Which bank is right for you? The answer to that question will depend on a combination of what you're looking for - relationships or great technology, for example - geographical convenience, and, of course, the best rates.
Community banks & local lenders:
Biggest NE credit unions:
The national banks:
Different banks have different specialities, and you'll want to shop around to get the best interest rate on your financial products. You can use RateZip.com's free financial search engine to compare CD's, savings accounts, checking accounts and more, all at the click of your mouse.
For Nebraska transplants, RateZip.com can help in securing better mortgage rates. By filling out a few simple details like where you live and how much you're looking to borrow, you will receive quotes from multiple lenders. From there, you can see how rates and fees stack up and make an informed decision. For current residents of the Cornhusker State, RateZip makes refinancing simple.
The most popular home loans in Nebraska are fixed rate mortgages. These are popular because they offer payment security - your monthly payment will not change for the entire life of the mortgage loan. At the other end of the spectrum is the adjustable rate mortgage (ARM). These have fallen out of popularity recently with today's historically low rates, but as rates rise they will make a comeback. ARMs offer a low initial payment which then adjusts according to market interest rates once per year.

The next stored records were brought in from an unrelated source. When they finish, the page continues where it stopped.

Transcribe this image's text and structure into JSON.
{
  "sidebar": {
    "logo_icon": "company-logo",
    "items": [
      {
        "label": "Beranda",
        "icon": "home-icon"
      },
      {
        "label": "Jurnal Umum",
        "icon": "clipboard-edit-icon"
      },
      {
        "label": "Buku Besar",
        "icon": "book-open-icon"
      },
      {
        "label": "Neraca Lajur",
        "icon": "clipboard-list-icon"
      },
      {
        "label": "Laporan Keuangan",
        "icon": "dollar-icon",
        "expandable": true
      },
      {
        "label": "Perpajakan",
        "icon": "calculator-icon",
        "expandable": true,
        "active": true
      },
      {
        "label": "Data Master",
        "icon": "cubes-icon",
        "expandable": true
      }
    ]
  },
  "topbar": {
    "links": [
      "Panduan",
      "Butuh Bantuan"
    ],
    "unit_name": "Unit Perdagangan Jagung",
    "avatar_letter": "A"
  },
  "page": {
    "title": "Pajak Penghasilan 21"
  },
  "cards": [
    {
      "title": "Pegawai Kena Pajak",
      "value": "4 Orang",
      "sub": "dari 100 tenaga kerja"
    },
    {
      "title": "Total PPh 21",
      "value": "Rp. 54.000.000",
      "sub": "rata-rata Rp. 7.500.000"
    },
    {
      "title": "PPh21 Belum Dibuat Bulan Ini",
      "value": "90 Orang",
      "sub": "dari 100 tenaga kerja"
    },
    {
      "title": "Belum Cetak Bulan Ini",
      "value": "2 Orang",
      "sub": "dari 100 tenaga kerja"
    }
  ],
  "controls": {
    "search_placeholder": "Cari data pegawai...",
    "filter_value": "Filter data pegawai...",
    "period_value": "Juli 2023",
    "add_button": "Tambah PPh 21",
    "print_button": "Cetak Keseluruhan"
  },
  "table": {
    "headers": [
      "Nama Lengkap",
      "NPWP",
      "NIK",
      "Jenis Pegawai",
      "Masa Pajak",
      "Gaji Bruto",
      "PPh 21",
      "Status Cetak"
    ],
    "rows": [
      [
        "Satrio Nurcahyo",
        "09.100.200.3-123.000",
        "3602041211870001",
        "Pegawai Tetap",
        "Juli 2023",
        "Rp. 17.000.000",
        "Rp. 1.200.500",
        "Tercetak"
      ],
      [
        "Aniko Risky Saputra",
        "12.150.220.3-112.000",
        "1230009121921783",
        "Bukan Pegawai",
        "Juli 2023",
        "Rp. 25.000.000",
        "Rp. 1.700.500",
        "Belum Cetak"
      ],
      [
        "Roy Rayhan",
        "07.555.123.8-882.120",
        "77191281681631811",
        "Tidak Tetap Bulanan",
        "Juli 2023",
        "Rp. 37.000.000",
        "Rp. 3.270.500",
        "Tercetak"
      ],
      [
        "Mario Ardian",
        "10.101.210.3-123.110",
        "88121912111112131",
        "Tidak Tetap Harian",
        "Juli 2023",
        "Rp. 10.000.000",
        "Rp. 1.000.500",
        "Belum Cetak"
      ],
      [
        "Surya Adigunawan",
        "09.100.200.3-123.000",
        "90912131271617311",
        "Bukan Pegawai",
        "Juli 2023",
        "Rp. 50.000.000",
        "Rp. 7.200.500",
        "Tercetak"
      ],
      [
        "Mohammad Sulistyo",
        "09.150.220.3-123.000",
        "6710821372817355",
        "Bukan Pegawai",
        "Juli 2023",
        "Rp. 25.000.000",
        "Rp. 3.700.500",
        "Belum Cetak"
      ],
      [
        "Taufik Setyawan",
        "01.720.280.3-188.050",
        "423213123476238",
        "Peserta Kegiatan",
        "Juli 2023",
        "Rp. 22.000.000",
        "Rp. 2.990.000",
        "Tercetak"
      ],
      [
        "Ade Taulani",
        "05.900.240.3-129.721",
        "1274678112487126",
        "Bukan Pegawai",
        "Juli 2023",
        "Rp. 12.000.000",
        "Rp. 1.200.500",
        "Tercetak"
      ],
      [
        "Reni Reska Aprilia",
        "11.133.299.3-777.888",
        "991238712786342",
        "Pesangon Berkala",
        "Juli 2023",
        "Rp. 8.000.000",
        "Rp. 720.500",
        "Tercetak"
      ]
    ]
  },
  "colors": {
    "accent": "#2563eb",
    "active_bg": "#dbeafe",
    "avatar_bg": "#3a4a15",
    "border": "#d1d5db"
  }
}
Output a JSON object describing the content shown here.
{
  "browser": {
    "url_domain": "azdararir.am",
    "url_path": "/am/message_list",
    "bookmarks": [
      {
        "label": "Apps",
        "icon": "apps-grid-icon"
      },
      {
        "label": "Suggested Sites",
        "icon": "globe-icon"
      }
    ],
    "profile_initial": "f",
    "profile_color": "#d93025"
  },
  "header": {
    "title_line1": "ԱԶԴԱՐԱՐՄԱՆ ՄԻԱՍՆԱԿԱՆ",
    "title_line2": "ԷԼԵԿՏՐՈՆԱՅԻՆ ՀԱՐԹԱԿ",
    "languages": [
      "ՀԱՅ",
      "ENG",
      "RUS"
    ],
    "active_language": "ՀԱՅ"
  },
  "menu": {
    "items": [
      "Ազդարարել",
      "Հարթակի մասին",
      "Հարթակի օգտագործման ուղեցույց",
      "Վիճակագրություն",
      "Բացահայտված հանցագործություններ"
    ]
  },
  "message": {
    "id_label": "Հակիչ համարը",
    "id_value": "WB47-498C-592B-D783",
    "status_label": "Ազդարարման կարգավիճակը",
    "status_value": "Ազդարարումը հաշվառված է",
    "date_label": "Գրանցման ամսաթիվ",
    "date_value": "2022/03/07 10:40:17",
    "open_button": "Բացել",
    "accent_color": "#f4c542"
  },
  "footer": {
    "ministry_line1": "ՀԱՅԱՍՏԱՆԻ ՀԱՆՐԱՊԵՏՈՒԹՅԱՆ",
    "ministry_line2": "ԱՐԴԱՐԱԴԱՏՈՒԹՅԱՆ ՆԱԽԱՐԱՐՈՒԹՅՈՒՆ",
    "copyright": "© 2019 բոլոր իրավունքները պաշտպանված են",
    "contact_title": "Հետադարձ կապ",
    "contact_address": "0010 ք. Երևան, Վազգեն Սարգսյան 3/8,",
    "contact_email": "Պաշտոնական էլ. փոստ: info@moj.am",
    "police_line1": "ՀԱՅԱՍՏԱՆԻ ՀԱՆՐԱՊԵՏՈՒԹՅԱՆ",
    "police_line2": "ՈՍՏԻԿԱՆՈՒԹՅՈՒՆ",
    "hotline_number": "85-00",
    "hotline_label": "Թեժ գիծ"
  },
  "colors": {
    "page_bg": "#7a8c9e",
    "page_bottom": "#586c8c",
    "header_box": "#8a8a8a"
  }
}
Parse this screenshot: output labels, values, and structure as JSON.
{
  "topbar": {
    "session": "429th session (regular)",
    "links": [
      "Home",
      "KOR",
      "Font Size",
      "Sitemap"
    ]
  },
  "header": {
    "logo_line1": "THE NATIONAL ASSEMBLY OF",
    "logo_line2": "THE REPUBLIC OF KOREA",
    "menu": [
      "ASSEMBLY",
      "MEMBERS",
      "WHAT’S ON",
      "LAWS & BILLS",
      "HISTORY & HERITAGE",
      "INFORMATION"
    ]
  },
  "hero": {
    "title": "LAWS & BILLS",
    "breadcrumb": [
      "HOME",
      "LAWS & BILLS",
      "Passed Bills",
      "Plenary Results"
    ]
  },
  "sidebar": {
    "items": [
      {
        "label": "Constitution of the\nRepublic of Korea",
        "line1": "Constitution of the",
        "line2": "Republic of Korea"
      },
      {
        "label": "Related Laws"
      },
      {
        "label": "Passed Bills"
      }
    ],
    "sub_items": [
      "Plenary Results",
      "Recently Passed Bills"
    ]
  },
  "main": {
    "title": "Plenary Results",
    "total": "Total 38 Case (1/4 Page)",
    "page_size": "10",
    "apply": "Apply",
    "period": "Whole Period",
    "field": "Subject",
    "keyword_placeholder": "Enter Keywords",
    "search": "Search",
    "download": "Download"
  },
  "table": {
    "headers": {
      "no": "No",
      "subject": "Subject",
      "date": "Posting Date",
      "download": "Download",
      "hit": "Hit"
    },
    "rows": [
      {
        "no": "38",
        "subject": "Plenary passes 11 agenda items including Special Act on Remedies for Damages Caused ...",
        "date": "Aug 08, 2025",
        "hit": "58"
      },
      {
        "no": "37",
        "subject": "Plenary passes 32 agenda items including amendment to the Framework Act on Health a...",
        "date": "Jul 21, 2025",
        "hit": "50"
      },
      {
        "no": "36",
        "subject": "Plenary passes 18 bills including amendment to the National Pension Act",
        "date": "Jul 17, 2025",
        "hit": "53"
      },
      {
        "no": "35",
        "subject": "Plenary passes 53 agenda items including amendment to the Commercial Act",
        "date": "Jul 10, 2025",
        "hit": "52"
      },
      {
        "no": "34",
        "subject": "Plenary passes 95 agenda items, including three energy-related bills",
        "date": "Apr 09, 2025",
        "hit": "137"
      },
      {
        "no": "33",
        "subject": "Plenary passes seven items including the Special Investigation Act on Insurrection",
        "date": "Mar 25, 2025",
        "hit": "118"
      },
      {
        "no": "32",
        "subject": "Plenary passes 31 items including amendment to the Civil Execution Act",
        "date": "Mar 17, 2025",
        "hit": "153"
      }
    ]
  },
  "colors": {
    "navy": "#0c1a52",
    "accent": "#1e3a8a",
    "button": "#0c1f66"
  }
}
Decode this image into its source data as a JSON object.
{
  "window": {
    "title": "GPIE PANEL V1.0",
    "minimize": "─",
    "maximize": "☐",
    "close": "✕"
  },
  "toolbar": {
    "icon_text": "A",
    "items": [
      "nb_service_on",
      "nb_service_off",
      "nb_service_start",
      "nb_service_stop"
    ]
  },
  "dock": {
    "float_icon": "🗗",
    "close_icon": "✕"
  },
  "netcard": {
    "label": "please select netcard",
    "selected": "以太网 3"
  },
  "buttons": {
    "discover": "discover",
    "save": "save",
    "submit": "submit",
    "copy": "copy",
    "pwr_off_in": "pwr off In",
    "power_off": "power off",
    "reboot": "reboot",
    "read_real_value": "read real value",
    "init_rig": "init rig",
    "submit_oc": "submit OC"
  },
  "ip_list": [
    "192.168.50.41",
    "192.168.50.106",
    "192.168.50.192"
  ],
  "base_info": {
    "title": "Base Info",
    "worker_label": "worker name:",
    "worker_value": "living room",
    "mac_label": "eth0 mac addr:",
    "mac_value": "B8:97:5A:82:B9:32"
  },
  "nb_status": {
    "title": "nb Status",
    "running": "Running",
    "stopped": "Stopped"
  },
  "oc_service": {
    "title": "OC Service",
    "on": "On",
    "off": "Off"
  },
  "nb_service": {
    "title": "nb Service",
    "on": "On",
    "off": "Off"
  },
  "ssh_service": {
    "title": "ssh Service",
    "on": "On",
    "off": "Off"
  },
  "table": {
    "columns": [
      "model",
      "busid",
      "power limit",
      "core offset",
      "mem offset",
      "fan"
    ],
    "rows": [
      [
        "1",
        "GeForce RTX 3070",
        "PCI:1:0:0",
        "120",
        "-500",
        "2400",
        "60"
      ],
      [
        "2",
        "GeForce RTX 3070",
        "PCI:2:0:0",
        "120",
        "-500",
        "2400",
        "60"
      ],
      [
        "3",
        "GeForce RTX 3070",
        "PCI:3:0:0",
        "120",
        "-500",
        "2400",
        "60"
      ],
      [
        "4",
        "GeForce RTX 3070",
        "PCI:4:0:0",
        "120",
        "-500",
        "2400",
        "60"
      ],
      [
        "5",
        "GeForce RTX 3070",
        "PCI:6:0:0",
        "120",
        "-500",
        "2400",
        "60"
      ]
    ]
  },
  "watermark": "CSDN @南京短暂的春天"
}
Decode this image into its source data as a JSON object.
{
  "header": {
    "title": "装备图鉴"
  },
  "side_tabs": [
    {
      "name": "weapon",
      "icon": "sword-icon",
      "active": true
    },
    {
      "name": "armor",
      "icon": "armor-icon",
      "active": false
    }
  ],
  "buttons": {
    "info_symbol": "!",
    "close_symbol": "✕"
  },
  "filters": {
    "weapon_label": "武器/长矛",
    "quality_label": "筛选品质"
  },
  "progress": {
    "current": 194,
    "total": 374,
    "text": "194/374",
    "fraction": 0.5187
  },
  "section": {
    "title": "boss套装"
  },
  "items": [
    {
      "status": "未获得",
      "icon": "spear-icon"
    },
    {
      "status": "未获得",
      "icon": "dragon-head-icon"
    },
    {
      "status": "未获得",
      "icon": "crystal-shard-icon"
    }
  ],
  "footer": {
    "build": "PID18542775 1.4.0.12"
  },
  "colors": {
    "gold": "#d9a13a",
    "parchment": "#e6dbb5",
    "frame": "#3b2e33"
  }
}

Other options to be aware of are USDA home loans, FHA mortgages, and VA loans. These are all government sponsored programs to help first time home buyers, individuals with lower incomes or less than perfect credit, veterans, and other groups who may not qualify for a conventional mortgage.